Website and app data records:
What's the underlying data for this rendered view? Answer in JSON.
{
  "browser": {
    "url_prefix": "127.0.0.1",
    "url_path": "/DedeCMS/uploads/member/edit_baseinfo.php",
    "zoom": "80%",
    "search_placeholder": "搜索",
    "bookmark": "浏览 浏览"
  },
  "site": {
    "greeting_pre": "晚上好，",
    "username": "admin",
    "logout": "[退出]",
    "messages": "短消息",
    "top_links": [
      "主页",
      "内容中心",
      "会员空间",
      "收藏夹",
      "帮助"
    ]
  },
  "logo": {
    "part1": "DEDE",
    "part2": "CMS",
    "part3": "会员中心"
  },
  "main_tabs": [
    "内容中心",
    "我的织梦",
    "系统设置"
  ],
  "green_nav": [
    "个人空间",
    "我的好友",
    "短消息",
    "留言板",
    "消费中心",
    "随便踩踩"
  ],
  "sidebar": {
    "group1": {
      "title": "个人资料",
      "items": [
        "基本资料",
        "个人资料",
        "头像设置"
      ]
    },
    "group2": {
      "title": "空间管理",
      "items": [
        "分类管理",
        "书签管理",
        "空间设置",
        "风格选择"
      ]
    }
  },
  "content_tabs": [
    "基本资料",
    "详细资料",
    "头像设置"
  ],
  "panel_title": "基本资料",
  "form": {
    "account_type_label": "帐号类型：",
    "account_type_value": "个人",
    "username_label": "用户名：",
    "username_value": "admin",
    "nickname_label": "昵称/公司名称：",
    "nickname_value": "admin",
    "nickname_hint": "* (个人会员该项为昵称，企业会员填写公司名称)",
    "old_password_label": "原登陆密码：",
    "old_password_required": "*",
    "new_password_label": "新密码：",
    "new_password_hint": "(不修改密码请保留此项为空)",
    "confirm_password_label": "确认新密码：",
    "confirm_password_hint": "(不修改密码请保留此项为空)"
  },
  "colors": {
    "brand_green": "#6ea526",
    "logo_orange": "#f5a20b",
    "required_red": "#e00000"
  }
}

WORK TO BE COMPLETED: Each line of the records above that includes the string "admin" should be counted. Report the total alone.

RESPONSE BELOW: 3